But it should be noted that an owner simply standing by while the other person continually lays out money on or in connection with the property could amount to an assurance.
Proprietary Estoppel: Reliance to Your Detriment
Whether the phrase “Someday this will all be yours” can be relied upon by Brenda in showing she has a financial interest in the property really depends on what she does after the comment is made. If Brenda is the child of the owner, the land in question is farmland, and she works for years on the owner’s farm, sacrificing a potentially more highly paid career elsewhere based on the assurance made, then she will argue she relied on the assurance, it was to her detriment, and it would be unjust to deny her those rights.

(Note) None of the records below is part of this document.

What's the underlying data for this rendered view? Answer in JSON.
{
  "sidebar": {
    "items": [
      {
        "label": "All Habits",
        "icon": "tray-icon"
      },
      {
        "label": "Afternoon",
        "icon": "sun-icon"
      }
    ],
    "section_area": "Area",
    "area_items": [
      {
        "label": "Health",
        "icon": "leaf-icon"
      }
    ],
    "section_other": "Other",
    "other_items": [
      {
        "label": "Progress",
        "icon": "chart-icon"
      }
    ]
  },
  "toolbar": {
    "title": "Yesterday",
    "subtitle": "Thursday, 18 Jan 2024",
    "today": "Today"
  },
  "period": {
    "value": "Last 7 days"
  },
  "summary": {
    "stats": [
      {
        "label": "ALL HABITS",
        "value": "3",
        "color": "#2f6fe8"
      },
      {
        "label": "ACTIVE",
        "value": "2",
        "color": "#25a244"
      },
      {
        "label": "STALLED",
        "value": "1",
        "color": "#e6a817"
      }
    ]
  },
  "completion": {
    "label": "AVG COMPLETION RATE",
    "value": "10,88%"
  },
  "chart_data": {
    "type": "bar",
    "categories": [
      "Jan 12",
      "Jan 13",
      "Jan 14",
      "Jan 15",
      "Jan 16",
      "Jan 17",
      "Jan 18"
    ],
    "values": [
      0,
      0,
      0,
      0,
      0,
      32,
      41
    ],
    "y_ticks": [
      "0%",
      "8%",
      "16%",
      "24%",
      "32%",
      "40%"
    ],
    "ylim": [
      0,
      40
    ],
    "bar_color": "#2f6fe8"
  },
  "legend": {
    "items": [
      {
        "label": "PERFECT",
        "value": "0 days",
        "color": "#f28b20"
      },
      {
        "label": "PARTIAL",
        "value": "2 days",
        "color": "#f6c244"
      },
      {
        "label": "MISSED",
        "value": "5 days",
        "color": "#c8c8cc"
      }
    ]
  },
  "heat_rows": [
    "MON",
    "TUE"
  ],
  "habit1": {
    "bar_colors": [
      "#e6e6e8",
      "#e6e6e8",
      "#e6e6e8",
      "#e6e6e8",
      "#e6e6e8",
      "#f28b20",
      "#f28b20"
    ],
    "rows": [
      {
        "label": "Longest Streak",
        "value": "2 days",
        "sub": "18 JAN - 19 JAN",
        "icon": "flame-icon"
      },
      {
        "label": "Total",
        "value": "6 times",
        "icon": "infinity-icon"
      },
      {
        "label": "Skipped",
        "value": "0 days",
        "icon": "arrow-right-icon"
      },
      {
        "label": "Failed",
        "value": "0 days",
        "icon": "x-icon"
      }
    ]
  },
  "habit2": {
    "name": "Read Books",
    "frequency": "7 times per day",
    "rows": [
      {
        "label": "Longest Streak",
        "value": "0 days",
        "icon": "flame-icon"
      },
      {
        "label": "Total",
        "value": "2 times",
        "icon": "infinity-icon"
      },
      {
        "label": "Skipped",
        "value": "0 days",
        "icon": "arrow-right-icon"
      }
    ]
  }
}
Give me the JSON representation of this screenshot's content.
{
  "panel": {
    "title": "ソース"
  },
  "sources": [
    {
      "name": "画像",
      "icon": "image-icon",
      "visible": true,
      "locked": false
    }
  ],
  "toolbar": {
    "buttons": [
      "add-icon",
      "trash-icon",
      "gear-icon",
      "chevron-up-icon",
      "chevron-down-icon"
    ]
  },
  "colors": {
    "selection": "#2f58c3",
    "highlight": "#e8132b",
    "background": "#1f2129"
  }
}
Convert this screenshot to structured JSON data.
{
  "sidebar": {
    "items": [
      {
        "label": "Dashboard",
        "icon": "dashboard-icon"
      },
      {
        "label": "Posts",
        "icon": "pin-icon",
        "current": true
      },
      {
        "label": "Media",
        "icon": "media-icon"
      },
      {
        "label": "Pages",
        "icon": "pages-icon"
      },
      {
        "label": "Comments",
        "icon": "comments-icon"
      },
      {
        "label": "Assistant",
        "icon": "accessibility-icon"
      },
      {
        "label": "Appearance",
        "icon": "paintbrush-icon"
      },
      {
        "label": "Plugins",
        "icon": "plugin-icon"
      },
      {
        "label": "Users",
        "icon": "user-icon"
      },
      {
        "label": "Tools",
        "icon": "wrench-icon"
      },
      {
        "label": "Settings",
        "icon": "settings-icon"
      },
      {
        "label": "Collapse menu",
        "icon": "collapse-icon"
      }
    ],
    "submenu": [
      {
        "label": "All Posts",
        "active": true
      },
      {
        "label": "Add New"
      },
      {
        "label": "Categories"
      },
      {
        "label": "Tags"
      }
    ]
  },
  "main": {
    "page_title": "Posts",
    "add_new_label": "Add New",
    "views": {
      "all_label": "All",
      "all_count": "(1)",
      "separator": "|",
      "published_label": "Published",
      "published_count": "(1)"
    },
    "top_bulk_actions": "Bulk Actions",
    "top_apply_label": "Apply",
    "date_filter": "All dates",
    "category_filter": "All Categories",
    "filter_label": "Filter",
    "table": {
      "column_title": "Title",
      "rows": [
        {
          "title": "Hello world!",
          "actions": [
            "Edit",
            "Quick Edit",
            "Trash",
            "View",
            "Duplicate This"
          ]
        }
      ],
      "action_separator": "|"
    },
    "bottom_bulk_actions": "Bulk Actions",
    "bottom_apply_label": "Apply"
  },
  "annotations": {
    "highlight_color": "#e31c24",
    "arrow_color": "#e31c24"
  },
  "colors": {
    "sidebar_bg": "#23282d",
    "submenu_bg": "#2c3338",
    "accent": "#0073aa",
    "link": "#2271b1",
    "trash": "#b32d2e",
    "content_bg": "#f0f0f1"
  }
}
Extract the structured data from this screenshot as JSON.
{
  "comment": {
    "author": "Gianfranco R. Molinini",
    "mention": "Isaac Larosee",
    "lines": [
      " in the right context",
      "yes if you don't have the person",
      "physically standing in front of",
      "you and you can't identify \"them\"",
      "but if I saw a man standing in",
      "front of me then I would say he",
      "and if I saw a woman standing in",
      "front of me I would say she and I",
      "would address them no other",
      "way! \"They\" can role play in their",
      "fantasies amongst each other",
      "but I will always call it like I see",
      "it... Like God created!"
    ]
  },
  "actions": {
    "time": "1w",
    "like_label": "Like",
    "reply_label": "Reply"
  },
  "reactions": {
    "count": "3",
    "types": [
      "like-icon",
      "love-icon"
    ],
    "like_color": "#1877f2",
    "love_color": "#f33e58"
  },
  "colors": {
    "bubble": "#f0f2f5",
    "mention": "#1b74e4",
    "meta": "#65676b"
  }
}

Alternatively, if Brenda did no work on the farm and left home to pursue another career, she cannot say she relied on the assurance to her detriment.
Grant of Some Form of Equity – Proprietary Estoppel
If Brenda can establish that she relied on the assurance by the property owner to her detriment, she can expect some financial remedy. This may involve the transfer of the property to her if the court makes an award based on her expectation that she would receive the property. This is quite likely if, taking the example of farmland above, Brenda had worked for a significant number of years on the farm in reliance on the expectation that she would receive the property. Alternatively, the remedy may look at compensating her, partially or fully, on the basis of the life she could have had had she not acted to her detriment in reliance on the assurance.
How Ridley & Hall can help
Should you feel like you may be in Brenda’s position, or indeed that of the property owner, we would be delighted to help you. At Ridley & Hall, our litigation team and also our family team offer a broad range of expertise and experience to assist you with any dispute you may find yourself in related to your financial interest in property.